The election results show clearly Mayor Lee has no mandate from voters, just a few Emperor’s new clothes. Indeed, election results illustrate a referendum against our mayor and his many failed policies during the five years he’s served as mayor.

After all, 48.15% (97,771) of voters just couldn’t bring themselves to vote for Lee as their first choice in the 203,096 total ballots cast. And with just 7,420 ballots transferred to him during RCV Lee captured just 113,191 ballots, 55.74% of all 203,069 ballots cast.

Don’t for a minute believe the myth in the final RCV Pass Report that Lee received 67.28% of final RCV votes, and Francisco Herrera received 32.72%. It’s a myth precisely because the denominator was reduced to just 168,232 final ballots, by creatively tossing out 17.16% (34,837) of the 203,069 ballots cast, including the 21,325 valid votes for candidates who were simply “eliminated” during ”Pass 1” when those RCV votes weren’t passed on to another candidate.

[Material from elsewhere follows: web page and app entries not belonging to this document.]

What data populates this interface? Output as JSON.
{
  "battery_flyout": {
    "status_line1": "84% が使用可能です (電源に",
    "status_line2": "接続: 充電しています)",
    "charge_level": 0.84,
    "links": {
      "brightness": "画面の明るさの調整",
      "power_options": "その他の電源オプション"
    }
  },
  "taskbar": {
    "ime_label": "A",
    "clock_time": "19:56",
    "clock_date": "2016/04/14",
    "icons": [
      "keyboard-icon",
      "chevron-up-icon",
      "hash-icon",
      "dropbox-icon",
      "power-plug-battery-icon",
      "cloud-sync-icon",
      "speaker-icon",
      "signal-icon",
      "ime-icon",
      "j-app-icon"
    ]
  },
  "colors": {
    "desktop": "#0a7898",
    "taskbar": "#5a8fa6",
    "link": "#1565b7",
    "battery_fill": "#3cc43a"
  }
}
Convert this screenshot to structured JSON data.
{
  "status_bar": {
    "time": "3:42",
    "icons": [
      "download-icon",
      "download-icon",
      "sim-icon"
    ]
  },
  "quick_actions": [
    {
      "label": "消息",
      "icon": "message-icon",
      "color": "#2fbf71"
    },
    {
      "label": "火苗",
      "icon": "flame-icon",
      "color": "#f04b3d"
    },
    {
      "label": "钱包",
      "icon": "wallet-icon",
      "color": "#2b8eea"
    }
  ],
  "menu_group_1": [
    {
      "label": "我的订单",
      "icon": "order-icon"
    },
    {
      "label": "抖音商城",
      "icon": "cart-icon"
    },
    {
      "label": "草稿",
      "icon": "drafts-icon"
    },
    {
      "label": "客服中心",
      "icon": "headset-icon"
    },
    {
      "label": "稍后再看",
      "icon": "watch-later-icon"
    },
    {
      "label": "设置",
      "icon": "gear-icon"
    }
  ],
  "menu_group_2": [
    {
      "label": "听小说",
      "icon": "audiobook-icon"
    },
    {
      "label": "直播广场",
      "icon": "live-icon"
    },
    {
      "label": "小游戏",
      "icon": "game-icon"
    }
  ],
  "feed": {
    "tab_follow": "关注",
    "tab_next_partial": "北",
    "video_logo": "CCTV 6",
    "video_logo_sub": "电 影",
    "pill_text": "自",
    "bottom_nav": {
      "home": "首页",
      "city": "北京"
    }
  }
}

Had someone unafraid of billionaire Ron Conway’s Citizen’s United “money = speech” buying elections — say State Senator Mark Leno — jumped into the race for mayor, San Franciscans may have gotten a new, anyone-but-Lee mayor and we wouldn’t see him grinning and jiving, and selling the City to the highest bidder, for four more years.

Hopefully, the election of Aaron Peskin as District 3 Supervisor may help restore some balance of power between the legislative and executive branches at City Hall.

If not, the only option left may be to consider quickly mounting a recall campaign against Mayor Lee, to prevent a complete sell-out of the City to his billionaire backers, including Ron Conway and his ilk, during the next four years.


Monette-Shaw is a columnist for San Francisco’s Westside Observer newspaper.  He received a James Madison Freedom of Information Award from the Society of Professional Journalists-Northern California Chapter in 2012.  He can be contacted at monette-shaw@westsideobserver.